## Task instructions
Write the listing below again, word for word.

+++

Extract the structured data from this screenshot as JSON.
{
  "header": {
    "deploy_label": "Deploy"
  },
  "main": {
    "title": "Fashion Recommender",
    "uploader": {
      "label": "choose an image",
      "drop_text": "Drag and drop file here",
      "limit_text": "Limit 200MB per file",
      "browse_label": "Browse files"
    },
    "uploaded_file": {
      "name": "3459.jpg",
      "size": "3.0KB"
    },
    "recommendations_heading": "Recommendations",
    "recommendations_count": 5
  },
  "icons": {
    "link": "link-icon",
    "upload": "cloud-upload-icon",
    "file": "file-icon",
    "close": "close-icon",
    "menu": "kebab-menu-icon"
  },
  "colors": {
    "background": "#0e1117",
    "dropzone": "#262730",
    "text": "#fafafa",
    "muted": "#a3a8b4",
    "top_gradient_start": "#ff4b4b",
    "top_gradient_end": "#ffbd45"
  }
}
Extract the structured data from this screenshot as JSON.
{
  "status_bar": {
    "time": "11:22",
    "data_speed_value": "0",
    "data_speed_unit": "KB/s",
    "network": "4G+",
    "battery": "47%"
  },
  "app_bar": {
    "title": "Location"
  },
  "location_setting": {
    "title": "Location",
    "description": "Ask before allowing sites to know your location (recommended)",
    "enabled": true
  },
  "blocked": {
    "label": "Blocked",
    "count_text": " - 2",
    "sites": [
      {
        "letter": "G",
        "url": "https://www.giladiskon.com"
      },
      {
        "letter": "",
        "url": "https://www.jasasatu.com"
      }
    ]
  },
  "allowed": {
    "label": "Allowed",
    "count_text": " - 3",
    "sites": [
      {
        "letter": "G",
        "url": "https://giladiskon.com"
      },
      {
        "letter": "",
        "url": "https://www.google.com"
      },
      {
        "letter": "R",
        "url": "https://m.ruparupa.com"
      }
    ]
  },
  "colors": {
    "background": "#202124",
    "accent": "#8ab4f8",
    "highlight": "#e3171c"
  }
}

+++

## Solved exercise
Extract the structured data from this screenshot as JSON.
{
  "header": {
    "deploy_label": "Deploy"
  },
  "main": {
    "title": "Fashion Recommender",
    "uploader": {
      "label": "choose an image",
      "drop_text": "Drag and drop file here",
      "limit_text": "Limit 200MB per file",
      "browse_label": "Browse files"
    },
    "uploaded_file": {
      "name": "3459.jpg",
      "size": "3.0KB"
    },
    "recommendations_heading": "Recommendations",
    "recommendations_count": 5
  },
  "icons": {
    "link": "link-icon",
    "upload": "cloud-upload-icon",
    "file": "file-icon",
    "close": "close-icon",
    "menu": "kebab-menu-icon"
  },
  "colors": {
    "background": "#0e1117",
    "dropzone": "#262730",
    "text": "#fafafa",
    "muted": "#a3a8b4",
    "top_gradient_start": "#ff4b4b",
    "top_gradient_end": "#ffbd45"
  }
}
Extract the structured data from this screenshot as JSON.
{
  "status_bar": {
    "time": "11:22",
    "data_speed_value": "0",
    "data_speed_unit": "KB/s",
    "network": "4G+",
    "battery": "47%"
  },
  "app_bar": {
    "title": "Location"
  },
  "location_setting": {
    "title": "Location",
    "description": "Ask before allowing sites to know your location (recommended)",
    "enabled": true
  },
  "blocked": {
    "label": "Blocked",
    "count_text": " - 2",
    "sites": [
      {
        "letter": "G",
        "url": "https://www.giladiskon.com"
      },
      {
        "letter": "",
        "url": "https://www.jasasatu.com"
      }
    ]
  },
  "allowed": {
    "label": "Allowed",
    "count_text": " - 3",
    "sites": [
      {
        "letter": "G",
        "url": "https://giladiskon.com"
      },
      {
        "letter": "",
        "url": "https://www.google.com"
      },
      {
        "letter": "R",
        "url": "https://m.ruparupa.com"
      }
    ]
  },
  "colors": {
    "background": "#202124",
    "accent": "#8ab4f8",
    "highlight": "#e3171c"
  }
}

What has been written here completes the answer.